A small disappointment with this case is that there no rear access hole for the heatsink mounting holes. This means that if a user wishes to change out one heatsink for another, if either of them use a bolt-on method, the motherboard will have to be removed for this to be done. This isn't a problem for most people, but can make installing a newly purchased a little more of a hassle. Moving on, a large amount of cables hang from the top of the case that handles the front USB, audio, and eSATA, as well as the power/reset buttons, and informational LEDs. The wiring placement is a little awkward, having it located a little closer to the drive trays would have made it a little easier to hide by tucking them behind the optical drives. There isn't much extra length to hide them, though.
The seven PCI brackets are held in by thumbscrews, which technically makes the expansion slots tool-less. I prefer screws to the flimsy plastic clips that don't work at all with modern video cards that have the full-size heatsinks. The expansion slot covers are replaceable, so if the user ever wishes to put them back, this can be done. The rear 120mm fan uses a regular 4-pin Molex connection and does not have the color change feature like the other fans do. This fan, similar to the top fans, is configured as exhaust as packaged. As stated earlier, the top and front fans are already wired into the front fan controller.
The A380 Color Plus has five optical drive bays that use the tool-less rails. These work by placing one on either side of the optical drive, and sliding them into the bay until it clicks in. Removal is done by squeezing the exposed tabs inward and pulling the drive outward. The tool-less system works well and keeps the drives snugly in place. The case also has room for six hard drives and comes with six metal trays for the drives to sit in. As I mentioned earlier, these trays look like they're copper - but they are not. I would imagine that they still help dissipate heat more than not having one of these trays would though. These trays are a little difficult to get around the hard drives, but not terribly difficult. This is due to the one-piece design, and it kind of has to be stretched over the hard drive. The trays are removed in the same way that any other tool-less drive would be, by squeezing the tabs inward and pulling them outwards.
One of the cable connections in the case is the header for the fan on the side panel to plug into. It is a small, 4-pin connector that looks arbitrary to this case, or at least Xclio's 256 color fans. It clipped in with no problem. Other connections on the case include the two USB headers, two audio headers, the eSATA connector, and the power and reset buttons plus the HDD activity light. The first picture below is the fan header, and the next is several of the headers included.
I removed the rear 120mm fan to show one by itself. The rear fan pictured here uses a standard 4-pin Molex connector, powered by 12V. The stickers on the front and back of the fans in the case are the same, and none of them show any information such as the voltage or current draw for the fans.
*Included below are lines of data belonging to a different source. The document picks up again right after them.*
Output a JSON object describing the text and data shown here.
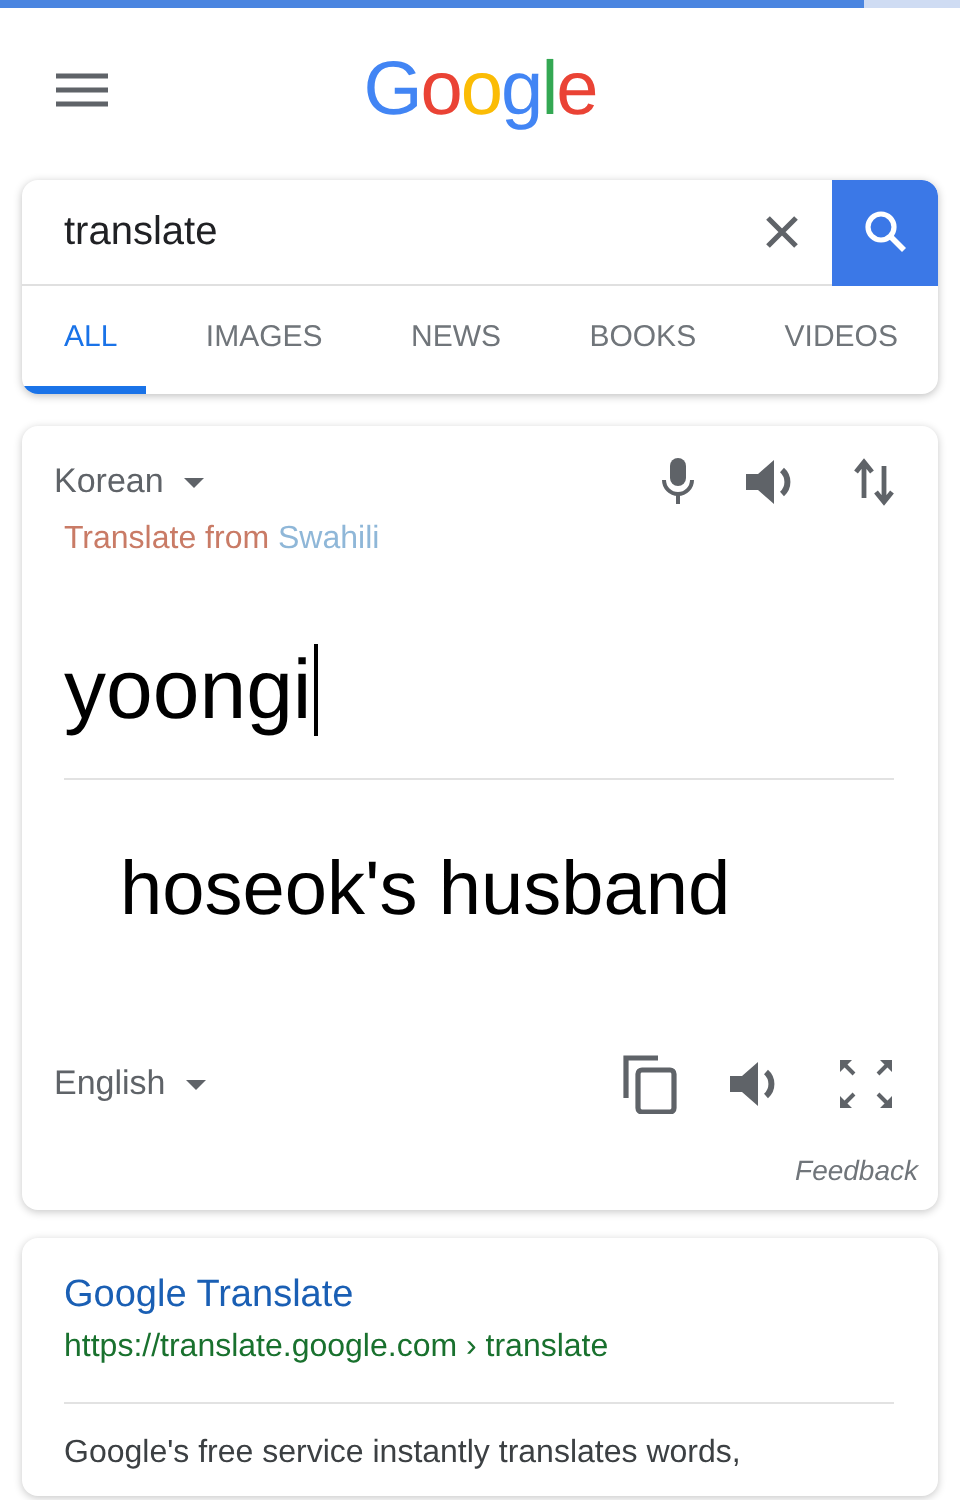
{
  "page_load": {
    "level": 0.9
  },
  "header": {
    "logo": "Google"
  },
  "search": {
    "value": "translate"
  },
  "tabs": [
    {
      "label": "ALL",
      "selected": true
    },
    {
      "label": "IMAGES",
      "selected": false
    },
    {
      "label": "NEWS",
      "selected": false
    },
    {
      "label": "BOOKS",
      "selected": false
    },
    {
      "label": "VIDEOS",
      "selected": false
    }
  ],
  "translator": {
    "source_language": "Korean",
    "suggestion_prefix": "Translate from",
    "suggestion_language": "Swahili",
    "source_text": "yoongi",
    "translation": "hoseok's husband",
    "target_language": "English",
    "feedback": "Feedback"
  },
  "result": {
    "title": "Google Translate",
    "url": "https://translate.google.com › translate",
    "snippet": "Google's free service instantly translates words,"
  }
}
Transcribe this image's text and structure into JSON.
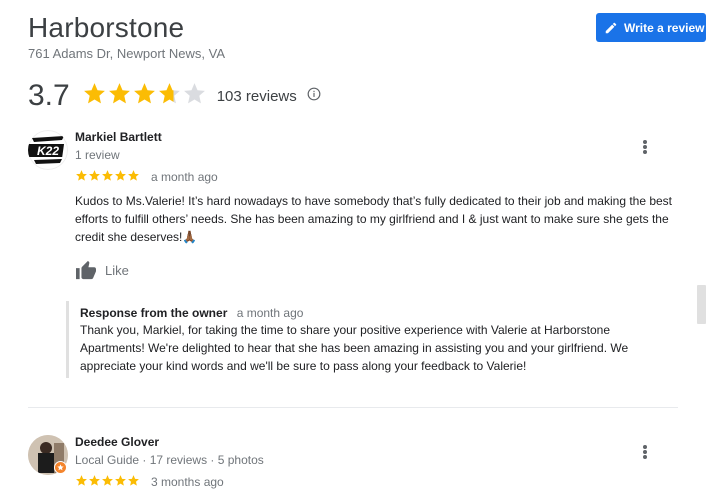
{
  "place": {
    "name": "Harborstone",
    "address": "761 Adams Dr, Newport News, VA",
    "rating": "3.7",
    "rating_value": 3.7,
    "review_count": "103 reviews"
  },
  "actions": {
    "write_review": "Write a review"
  },
  "colors": {
    "accent": "#1a73e8",
    "star": "#fbbc04",
    "star_empty": "#dadce0"
  },
  "reviews": [
    {
      "author": "Markiel Bartlett",
      "meta": "1 review",
      "avatar_text": "K22",
      "stars": 5,
      "when": "a month ago",
      "text": "Kudos to Ms.Valerie! It’s hard nowadays to have somebody that’s fully dedicated to their job and making the best efforts to fulfill others’ needs. She has been amazing to my girlfriend and I & just want to make sure she gets the credit she deserves!🙏🏾",
      "like_label": "Like",
      "response": {
        "title": "Response from the owner",
        "when": "a month ago",
        "text": "Thank you, Markiel, for taking the time to share your positive experience with Valerie at Harborstone Apartments! We're delighted to hear that she has been amazing in assisting you and your girlfriend. We appreciate your kind words and we'll be sure to pass along your feedback to Valerie!"
      }
    },
    {
      "author": "Deedee Glover",
      "meta": "Local Guide · 17 reviews · 5 photos",
      "stars": 5,
      "when": "3 months ago"
    }
  ]
}
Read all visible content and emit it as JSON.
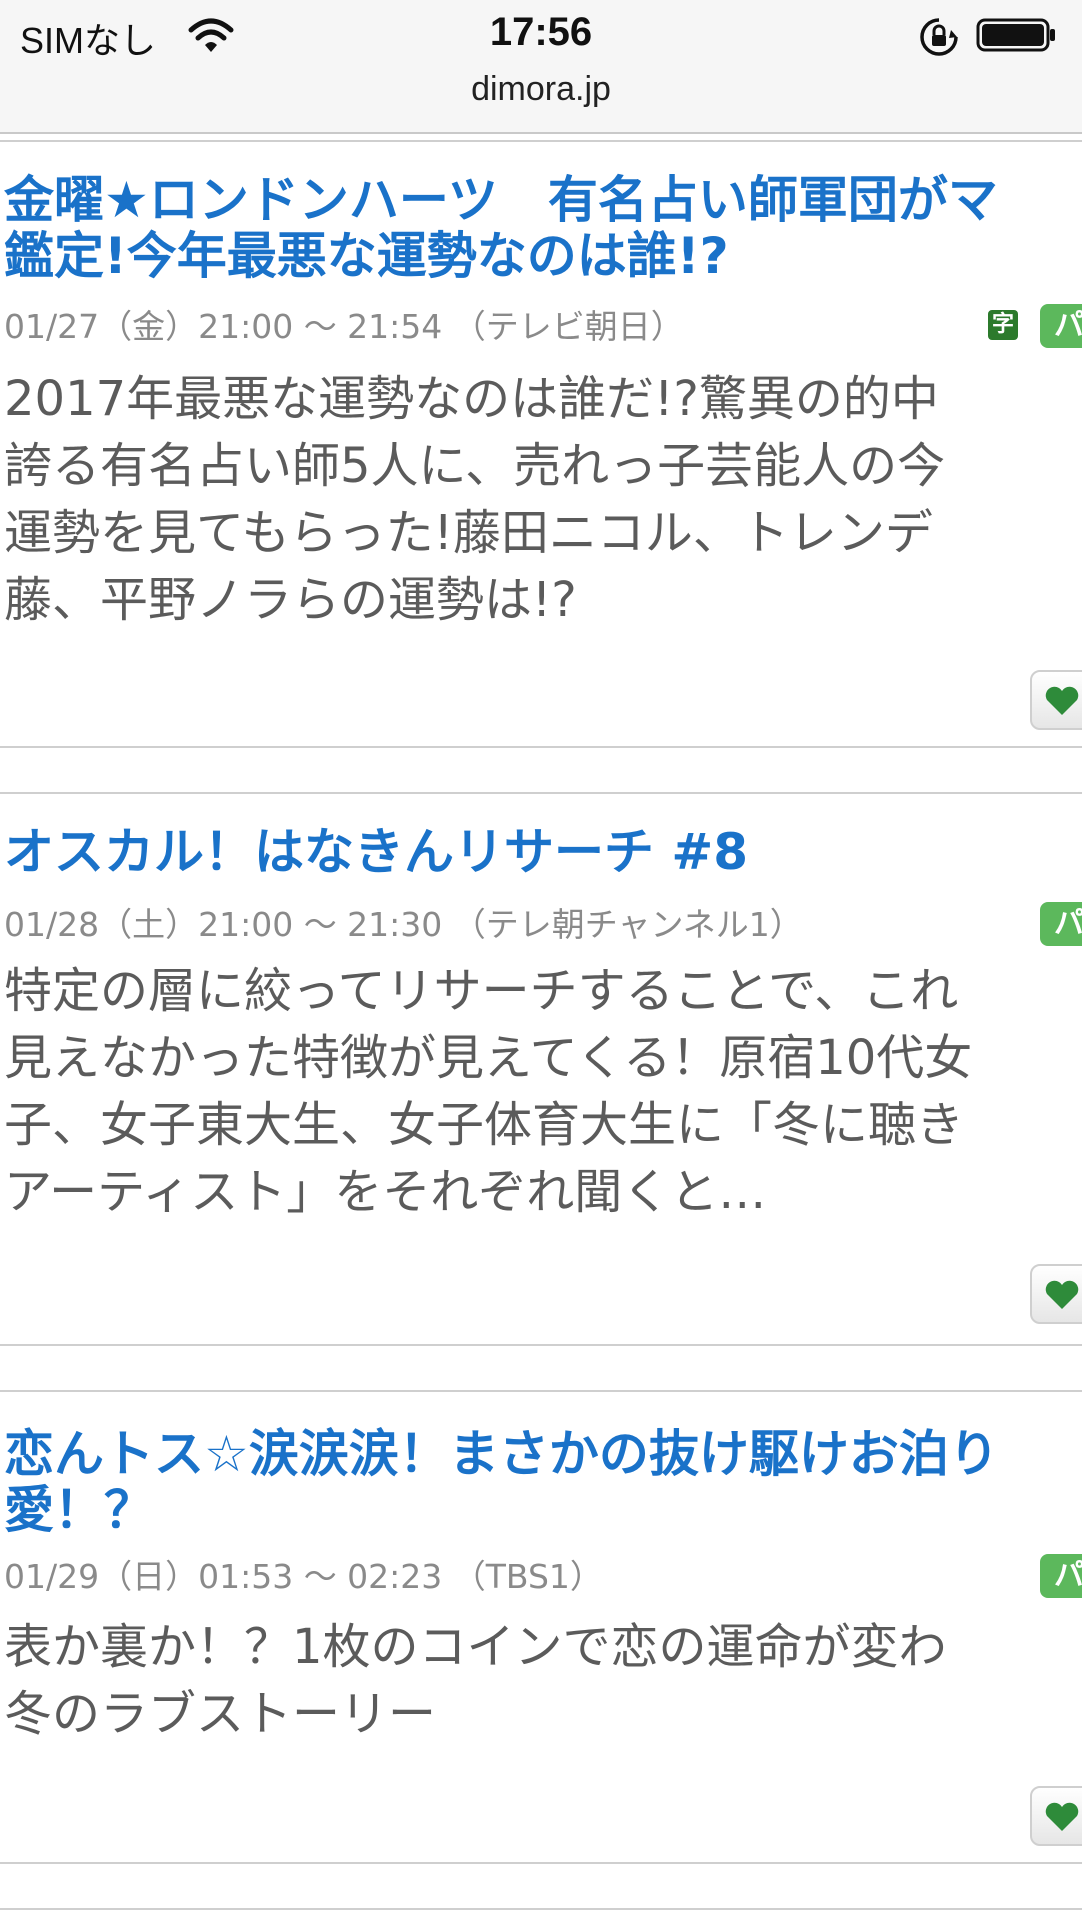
{
  "status_bar": {
    "carrier": "SIMなし",
    "time": "17:56"
  },
  "browser": {
    "url": "dimora.jp"
  },
  "programs": [
    {
      "title_line1": "金曜★ロンドンハーツ　有名占い師軍団がマ",
      "title_line2": "鑑定!今年最悪な運勢なのは誰!?",
      "meta": "01/27（金）21:00 ～ 21:54 （テレビ朝日）",
      "has_subtitle_badge": true,
      "subtitle_badge": "字",
      "desc_lines": [
        "2017年最悪な運勢なのは誰だ!?驚異の的中",
        "誇る有名占い師5人に、売れっ子芸能人の今",
        "運勢を見てもらった!藤田ニコル、トレンデ",
        "藤、平野ノラらの運勢は!?"
      ],
      "status_badge": "パ"
    },
    {
      "title_line1": "オスカル！はなきんリサーチ #8",
      "title_line2": "",
      "meta": "01/28（土）21:00 ～ 21:30 （テレ朝チャンネル1）",
      "has_subtitle_badge": false,
      "subtitle_badge": "",
      "desc_lines": [
        "特定の層に絞ってリサーチすることで、これ",
        "見えなかった特徴が見えてくる！原宿10代女",
        "子、女子東大生、女子体育大生に「冬に聴き",
        "アーティスト」をそれぞれ聞くと…"
      ],
      "status_badge": "パ"
    },
    {
      "title_line1": "恋んトス☆涙涙涙！まさかの抜け駆けお泊り",
      "title_line2": "愛！？",
      "meta": "01/29（日）01:53 ～ 02:23 （TBS1）",
      "has_subtitle_badge": false,
      "subtitle_badge": "",
      "desc_lines": [
        "表か裏か！？1枚のコインで恋の運命が変わ",
        "冬のラブストーリー"
      ],
      "status_badge": "パ"
    }
  ],
  "colors": {
    "title": "#1a72c9",
    "badge_green": "#5cb85c",
    "heart": "#2e8b3a"
  }
}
I have been able to leave the fan controller at 100% on each fan without any problems with noise; the supplied fans are relatively quiet. The only one that produces enough sound to barely hear is the side fan when it is at 100%.
Now that I've torn down and evaluated the physical parts of this case, the temperature testing is coming up on page five. The next page lists the technical specifications and features as provided by the manufacturer.